“Lucidly argued and beautifully written, Modernity’s Mist will help us think in new ways about what we mean when we speak of the historicity of a text. Emily Rohrbach identifies in Keats, Austen, Byron, and other early nineteenth-century writers, whose sense of their present moment was shadowed by the uncertainty and inaccessibility of the future, a kind of historical thinking that has to do less with context and more with the temporal experiences of reading —variously dizzying, digressive, or shot through with anticipation—enacted by poetic form and non-linear narrative structures.”—Kevis Goodman, University of California, Berkeley

“Emily Rohrbach’s Modernity’s Mist is an imaginatively conceived, scrupulously researched, and beautifully written work of Romantic literary criticism.”—Forest Pyle, University of Oregon

“In Modernity’s Mist Emily Rohrbach has written a counter-history to Nietzsche’s account of modernity as the story of the present indebting itself to the future by making a promise to it. She has given us a non-apocalyptic framework for understanding Romanticism’s secular engagement with a future whose inscrutability makes it neither necessarily redemptive nor destructive.

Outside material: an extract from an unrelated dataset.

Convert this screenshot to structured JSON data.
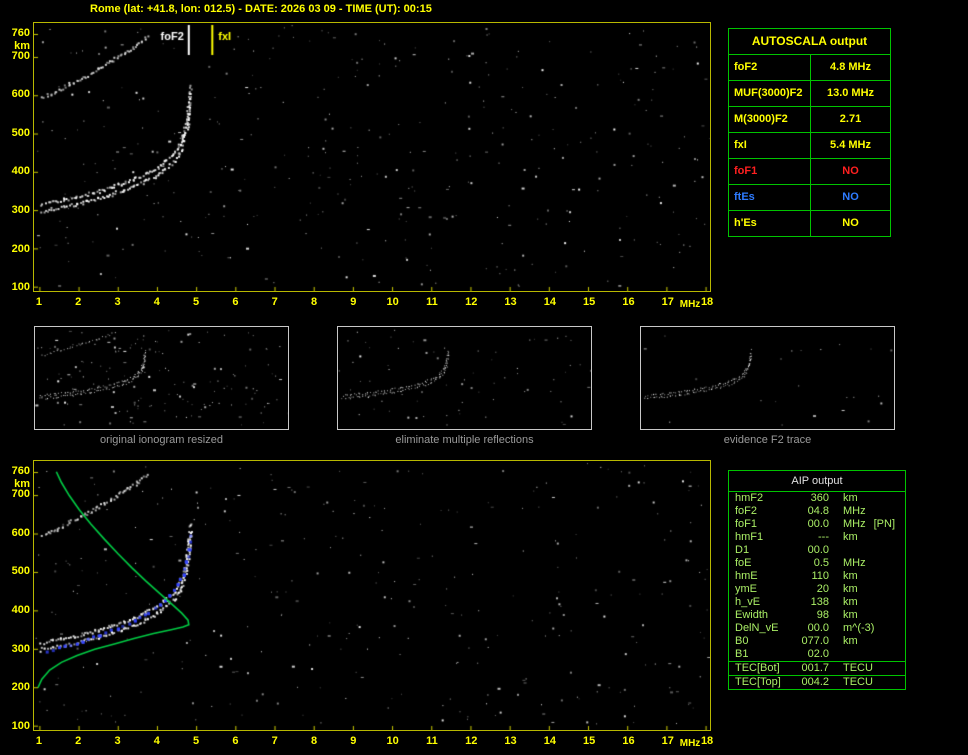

Remarkable here is not just the elegance with which Rohrbach renders the readerly experience of being beset by the shadows of things that elude direct experience or narrative totalization, but the absence of bitterness with which she handles a subject that might well occasion it, given the disproportion between the ‘plenty’ of multiple if unrealized, competing possibilities and the relative ‘little’ of actual historical outcomes.”—Anne-Lise François, University of California, Berkeley